On Christmas night, Grandmother (Almira Meacham Whiting) would make some dough sweetened with molasses. She would roll and cut this into dolls and animal shapes and fry them to a crispy brown. These with some parched corn and sticky molasses candy were used to fill the Christmas stockings hanging in a row on the crude stone mantle.

Almira was a splendid cook and seamstress. She made most of their clothing. When the men’s pants wore out on the seat and knees, she would “fox” them. This was done by cutting into an artistic shape a piece of buckskin or heavy cloth which she sewed onto the right side of the knees and seat of the pants. The pants were sometimes made of buckskin with fringe on the outside seam. If they were unfortunate enough to be out in a rain storm with these pants on, they would shrink up and would have to be stretched to the proper length.

The women wore home-spun dresses, shawls and hoods. Hats were made by making a braid out of oat straw and sewing and shaping it to fit the head. At that time it seemed unwise to go outside in the winter time without a hood or a small shawl over one’s head.

Almira M. Whiting was a midwife and a practical nurse. She was a good neighbor and spent many hours giving loving care to the sick. She was a beautiful woman with a kind and pleasant disposition. She was refined and very ambitious.

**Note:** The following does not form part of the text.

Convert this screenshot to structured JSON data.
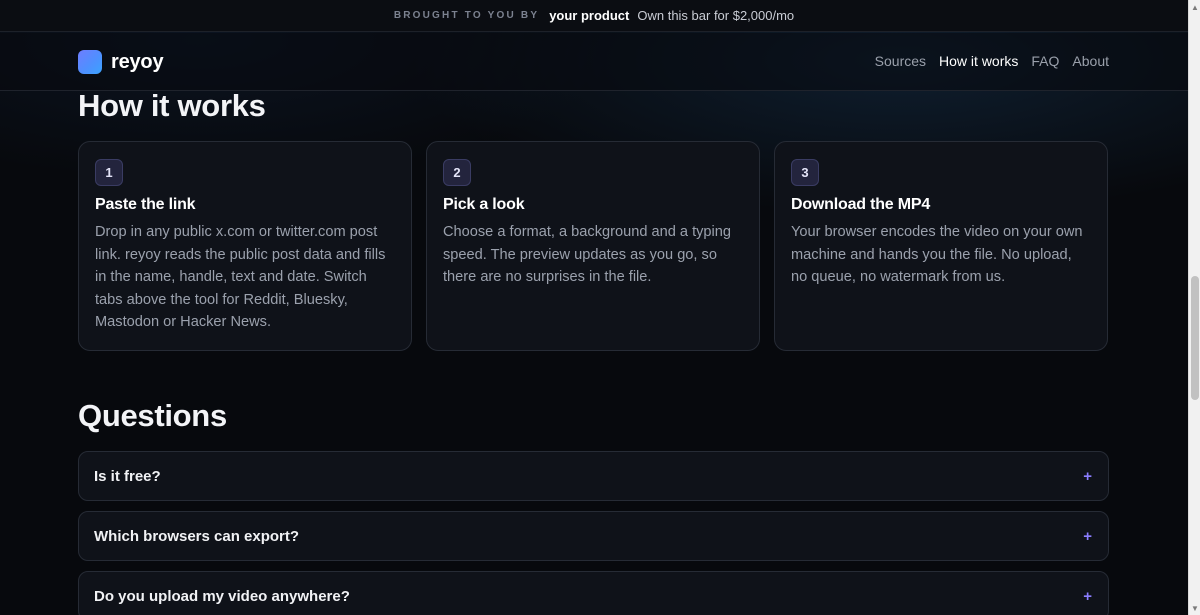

Her husband, Edwin, was a nursery-man but the climate in Manti was too cold for raising fruit and flowers, so with the permission of Brigham Young, he moved his large family to Springville where he continued his business and then they moved onto the bench which is now Mapleton, Utah.

Edwin Whiting died in Mapleton on the 8th of December, 1890 age 81 and Almira M. Meacham Whiting later went to San Bernardino, California where she died 1 October, 1898, age 74.

Rewritten in April 1955 by: Mrs. Ruth M. Killpack, 939 West 5th North, Provo, Utah. A Great-Great Granddaughter-in-law of Almira M. Meacham Whiting. Source: Lovell Killpack, Orem, Utah